Rogers Smart Home Monitoring is trying to hide the fact that the system is expensive and that the customer must agree to a long-term contract in order to get the services. The price for their entry-level home automation package with their home security services is $39.99/month with a 24-month contract.
Rogers Smart Home Monitoring decided to not include the pricing in their commercials because they understand that their offering is expensive. Certain other companies do the same thing in their ads as well, show particular elements of the system and avoid the pricing and fine print details until the customer is on the phone. Then use high-pressure tactics to get them to sign up because once they’re on the phone it’s hard for them to compare pricing and value propositions.
The lesson is that when watching TV commercials or listening to the radio, if the home alarm company doesn’t talk about their prices and contractual demands, then odds are they’re doing this for a reason. Be aware of prices and contract lengths and if possible avoid signing a contract at all times.

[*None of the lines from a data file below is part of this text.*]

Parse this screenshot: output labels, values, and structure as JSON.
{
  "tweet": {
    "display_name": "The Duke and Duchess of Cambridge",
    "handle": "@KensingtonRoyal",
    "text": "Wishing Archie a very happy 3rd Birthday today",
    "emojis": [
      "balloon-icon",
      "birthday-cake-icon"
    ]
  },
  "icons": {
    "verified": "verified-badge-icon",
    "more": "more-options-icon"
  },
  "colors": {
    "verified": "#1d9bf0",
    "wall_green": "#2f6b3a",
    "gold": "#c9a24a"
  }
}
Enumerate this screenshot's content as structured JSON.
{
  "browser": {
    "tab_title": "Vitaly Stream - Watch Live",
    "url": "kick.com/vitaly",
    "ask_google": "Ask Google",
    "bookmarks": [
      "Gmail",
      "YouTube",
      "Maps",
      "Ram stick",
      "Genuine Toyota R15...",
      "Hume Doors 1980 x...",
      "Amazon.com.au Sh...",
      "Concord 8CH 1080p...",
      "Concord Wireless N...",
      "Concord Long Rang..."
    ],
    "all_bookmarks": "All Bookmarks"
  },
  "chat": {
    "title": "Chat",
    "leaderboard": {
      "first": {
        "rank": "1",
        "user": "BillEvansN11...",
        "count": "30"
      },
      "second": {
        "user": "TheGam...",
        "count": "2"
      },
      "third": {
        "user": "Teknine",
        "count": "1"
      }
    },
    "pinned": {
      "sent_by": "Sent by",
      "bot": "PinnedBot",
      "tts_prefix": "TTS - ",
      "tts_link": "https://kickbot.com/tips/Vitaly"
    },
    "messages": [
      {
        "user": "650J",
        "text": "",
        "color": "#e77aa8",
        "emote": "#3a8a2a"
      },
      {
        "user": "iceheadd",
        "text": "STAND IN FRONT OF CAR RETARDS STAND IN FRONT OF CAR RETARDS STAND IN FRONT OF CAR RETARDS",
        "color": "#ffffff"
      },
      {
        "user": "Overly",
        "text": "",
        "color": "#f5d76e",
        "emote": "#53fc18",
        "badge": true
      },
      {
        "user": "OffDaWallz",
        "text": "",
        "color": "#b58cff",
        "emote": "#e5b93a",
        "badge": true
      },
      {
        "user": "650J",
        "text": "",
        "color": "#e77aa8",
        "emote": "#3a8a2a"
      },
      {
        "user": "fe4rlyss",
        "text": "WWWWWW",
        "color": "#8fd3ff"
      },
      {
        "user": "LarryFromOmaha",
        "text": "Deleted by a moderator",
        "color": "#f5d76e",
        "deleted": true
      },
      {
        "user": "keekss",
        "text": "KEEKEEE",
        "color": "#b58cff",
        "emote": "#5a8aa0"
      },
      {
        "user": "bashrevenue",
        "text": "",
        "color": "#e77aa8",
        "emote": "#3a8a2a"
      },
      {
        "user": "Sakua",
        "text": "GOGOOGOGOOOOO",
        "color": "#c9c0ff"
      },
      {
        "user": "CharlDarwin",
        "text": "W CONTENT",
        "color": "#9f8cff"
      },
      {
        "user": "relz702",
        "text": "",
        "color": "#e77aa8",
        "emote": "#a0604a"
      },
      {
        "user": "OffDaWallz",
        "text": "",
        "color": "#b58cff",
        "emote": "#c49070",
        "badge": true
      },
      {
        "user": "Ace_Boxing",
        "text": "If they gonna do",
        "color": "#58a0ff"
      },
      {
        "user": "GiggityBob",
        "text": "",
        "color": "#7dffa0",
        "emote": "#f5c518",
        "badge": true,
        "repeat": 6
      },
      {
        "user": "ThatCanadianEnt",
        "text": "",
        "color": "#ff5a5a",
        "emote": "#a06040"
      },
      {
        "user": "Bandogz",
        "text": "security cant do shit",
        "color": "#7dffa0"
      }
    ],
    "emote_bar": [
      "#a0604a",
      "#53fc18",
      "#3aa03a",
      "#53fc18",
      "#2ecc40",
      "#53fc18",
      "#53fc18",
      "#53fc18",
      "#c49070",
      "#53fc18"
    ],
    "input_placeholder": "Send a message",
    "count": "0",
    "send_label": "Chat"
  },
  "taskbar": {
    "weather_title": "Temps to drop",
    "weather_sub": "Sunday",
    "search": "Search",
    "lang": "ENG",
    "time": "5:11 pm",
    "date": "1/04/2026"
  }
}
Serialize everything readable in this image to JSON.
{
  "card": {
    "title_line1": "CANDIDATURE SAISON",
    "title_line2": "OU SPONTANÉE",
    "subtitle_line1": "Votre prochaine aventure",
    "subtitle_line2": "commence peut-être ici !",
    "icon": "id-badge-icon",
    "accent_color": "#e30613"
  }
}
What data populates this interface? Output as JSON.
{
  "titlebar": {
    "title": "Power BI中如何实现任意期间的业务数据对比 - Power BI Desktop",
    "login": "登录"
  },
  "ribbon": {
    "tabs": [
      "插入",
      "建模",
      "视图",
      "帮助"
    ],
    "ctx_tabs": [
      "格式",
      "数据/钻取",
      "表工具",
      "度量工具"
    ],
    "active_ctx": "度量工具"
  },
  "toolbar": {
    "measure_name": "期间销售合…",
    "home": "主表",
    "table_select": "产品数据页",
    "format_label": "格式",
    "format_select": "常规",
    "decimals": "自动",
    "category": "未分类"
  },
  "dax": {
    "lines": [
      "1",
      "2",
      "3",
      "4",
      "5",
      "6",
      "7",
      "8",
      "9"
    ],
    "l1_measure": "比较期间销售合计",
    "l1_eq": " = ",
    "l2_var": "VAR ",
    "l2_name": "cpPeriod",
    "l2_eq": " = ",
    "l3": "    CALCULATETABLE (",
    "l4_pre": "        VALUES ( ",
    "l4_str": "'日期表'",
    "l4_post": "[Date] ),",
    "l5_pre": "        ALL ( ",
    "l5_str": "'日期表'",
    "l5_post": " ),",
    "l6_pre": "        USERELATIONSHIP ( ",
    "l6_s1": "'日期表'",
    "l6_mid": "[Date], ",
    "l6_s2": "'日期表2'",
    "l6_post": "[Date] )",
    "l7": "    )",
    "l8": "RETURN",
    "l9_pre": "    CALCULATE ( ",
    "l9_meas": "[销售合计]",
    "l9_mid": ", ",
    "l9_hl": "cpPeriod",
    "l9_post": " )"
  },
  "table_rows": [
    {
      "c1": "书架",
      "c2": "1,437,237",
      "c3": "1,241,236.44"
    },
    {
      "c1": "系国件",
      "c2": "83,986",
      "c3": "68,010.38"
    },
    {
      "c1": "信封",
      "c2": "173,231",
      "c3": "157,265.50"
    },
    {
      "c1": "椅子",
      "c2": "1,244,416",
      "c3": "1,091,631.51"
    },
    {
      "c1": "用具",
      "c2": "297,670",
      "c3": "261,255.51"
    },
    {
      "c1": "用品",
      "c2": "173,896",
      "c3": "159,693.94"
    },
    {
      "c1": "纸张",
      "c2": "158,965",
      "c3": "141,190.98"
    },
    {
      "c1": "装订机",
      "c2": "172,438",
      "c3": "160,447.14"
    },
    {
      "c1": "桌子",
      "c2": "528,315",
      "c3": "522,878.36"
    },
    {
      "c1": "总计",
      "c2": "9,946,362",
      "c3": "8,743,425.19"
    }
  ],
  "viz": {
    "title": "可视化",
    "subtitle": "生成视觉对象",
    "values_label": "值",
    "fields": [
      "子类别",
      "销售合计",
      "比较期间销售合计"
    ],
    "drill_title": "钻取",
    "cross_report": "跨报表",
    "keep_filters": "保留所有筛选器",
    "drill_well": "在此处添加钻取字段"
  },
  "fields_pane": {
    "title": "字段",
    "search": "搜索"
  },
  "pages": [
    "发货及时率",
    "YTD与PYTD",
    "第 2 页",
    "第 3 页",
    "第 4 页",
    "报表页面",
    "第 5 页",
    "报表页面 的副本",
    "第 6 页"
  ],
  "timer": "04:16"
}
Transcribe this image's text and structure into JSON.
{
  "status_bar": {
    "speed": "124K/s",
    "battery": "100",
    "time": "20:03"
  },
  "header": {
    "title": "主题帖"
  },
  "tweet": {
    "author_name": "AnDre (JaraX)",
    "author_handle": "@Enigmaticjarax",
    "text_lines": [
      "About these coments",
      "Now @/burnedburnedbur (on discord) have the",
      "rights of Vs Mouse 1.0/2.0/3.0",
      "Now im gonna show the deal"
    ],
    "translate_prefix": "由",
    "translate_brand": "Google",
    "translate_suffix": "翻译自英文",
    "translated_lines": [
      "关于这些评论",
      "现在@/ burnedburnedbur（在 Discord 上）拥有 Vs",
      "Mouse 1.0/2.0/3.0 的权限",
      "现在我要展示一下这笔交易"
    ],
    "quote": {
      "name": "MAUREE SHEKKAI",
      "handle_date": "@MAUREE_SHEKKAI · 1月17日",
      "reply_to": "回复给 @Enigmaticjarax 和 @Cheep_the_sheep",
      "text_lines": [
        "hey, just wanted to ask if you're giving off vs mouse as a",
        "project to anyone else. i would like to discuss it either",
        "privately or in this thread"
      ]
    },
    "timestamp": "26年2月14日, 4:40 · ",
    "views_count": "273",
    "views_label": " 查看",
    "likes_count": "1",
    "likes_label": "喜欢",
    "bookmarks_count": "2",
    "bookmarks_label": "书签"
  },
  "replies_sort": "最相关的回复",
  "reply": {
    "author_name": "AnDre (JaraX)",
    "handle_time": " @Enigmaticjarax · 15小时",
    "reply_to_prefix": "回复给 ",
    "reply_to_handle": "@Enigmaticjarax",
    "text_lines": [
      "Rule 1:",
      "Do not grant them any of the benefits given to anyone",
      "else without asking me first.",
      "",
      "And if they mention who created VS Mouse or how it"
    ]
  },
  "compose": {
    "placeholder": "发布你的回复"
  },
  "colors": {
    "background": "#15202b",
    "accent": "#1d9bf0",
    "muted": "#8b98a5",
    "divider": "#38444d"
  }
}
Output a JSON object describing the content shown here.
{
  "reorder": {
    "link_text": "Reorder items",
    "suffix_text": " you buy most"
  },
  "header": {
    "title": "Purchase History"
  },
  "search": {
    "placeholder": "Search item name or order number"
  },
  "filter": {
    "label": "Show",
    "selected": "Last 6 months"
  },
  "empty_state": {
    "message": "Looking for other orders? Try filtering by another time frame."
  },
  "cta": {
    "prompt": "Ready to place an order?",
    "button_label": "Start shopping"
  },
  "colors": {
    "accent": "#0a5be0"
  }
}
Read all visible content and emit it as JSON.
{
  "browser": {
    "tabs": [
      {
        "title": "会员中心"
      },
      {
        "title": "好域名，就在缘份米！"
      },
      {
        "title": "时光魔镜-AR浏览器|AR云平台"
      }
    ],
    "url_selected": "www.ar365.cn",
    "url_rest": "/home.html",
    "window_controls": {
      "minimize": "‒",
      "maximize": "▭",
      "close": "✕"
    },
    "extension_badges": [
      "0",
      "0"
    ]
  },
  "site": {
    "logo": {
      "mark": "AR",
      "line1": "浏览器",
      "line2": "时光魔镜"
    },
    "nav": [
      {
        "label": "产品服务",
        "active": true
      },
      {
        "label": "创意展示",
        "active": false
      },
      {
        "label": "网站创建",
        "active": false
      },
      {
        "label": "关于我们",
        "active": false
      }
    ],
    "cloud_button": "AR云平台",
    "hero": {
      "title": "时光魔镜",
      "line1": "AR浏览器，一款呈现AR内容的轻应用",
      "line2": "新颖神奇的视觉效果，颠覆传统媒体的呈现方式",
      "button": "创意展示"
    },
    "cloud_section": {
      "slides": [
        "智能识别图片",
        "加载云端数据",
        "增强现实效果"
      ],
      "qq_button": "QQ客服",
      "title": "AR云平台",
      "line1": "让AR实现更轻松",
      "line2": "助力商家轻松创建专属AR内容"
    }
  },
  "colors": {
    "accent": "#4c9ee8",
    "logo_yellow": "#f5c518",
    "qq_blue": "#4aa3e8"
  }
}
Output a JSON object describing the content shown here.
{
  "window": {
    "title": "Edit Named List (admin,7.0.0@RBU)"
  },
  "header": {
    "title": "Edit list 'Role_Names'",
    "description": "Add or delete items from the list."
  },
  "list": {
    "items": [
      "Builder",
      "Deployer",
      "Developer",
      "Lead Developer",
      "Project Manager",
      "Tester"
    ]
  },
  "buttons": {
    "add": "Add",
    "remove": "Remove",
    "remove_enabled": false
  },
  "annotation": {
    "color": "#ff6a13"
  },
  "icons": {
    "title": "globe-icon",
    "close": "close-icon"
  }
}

Two-way voice home alarm monitoring means that in the event of a home alarm signal, the home is connected to a central station where the monitoring operator can listen inside the home and voice threaten the intruder out through a two-way voice speaker. This connection provides a verified response, as the operator has instant information on what is truly occurring inside the home.
The big concern for the homeowner though is if the home alarm company can listen to the home when the alarm hasn’t already been triggered. Can this happen?
The answer is no. With live two-way voice monitoring, the connection is only established after the home alarm’s been triggered. If the alarm transmission hasn’t been launched then there is absolutely no way the central station rep can listen into the home. The technology doesn’t allow it, and doing so would be illegal.
Certain companies that don’t offer two-way voice monitoring will say that companies that do can indeed listen inside the home when the alarm hasn’t been triggered, which is a blatant lie. They do this to try to sway the customer to devalue live two-way voice monitoring.
Fear not, companies that have live two-way voice monitoring like AlarmForce, CPI, ADT and Rogers Smart Home Monitoring can only hear what is occurring inside your home after your alarm is triggered – which is where the value of live two-way voice monitoring lies. If your alarm has not been triggered then you have absolutely nothing to worry about, nobody has the ability to listen in on your home.
So, Think Protection when researching home alarms and understand that with live two-way voice monitoring you get a great form of monitoring that provides a verified alarm response.